**** Exercise data
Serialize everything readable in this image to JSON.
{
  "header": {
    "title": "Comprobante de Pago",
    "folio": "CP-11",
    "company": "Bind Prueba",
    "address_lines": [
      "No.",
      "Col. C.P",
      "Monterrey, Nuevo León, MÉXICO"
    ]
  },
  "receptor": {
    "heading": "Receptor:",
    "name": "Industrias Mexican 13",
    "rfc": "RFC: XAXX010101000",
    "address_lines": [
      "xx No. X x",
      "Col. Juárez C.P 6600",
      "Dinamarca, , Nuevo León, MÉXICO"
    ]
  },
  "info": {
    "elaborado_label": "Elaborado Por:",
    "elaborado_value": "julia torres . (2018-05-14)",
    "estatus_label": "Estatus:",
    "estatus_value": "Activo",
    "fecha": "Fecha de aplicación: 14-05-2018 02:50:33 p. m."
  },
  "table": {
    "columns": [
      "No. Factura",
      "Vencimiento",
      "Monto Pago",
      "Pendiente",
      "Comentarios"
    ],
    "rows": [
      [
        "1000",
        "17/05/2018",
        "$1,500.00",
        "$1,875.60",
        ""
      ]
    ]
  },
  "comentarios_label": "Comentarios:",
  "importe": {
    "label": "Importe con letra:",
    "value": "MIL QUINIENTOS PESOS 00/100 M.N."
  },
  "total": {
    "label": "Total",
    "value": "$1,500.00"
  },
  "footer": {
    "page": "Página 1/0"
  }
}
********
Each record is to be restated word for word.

Serialize everything readable in this image to JSON.
{
  "header": {
    "title": "Comprobante de Pago",
    "folio": "CP-11",
    "company": "Bind Prueba",
    "address_lines": [
      "No.",
      "Col. C.P",
      "Monterrey, Nuevo León, MÉXICO"
    ]
  },
  "receptor": {
    "heading": "Receptor:",
    "name": "Industrias Mexican 13",
    "rfc": "RFC: XAXX010101000",
    "address_lines": [
      "xx No. X x",
      "Col. Juárez C.P 6600",
      "Dinamarca, , Nuevo León, MÉXICO"
    ]
  },
  "info": {
    "elaborado_label": "Elaborado Por:",
    "elaborado_value": "julia torres . (2018-05-14)",
    "estatus_label": "Estatus:",
    "estatus_value": "Activo",
    "fecha": "Fecha de aplicación: 14-05-2018 02:50:33 p. m."
  },
  "table": {
    "columns": [
      "No. Factura",
      "Vencimiento",
      "Monto Pago",
      "Pendiente",
      "Comentarios"
    ],
    "rows": [
      [
        "1000",
        "17/05/2018",
        "$1,500.00",
        "$1,875.60",
        ""
      ]
    ]
  },
  "comentarios_label": "Comentarios:",
  "importe": {
    "label": "Importe con letra:",
    "value": "MIL QUINIENTOS PESOS 00/100 M.N."
  },
  "total": {
    "label": "Total",
    "value": "$1,500.00"
  },
  "footer": {
    "page": "Página 1/0"
  }
}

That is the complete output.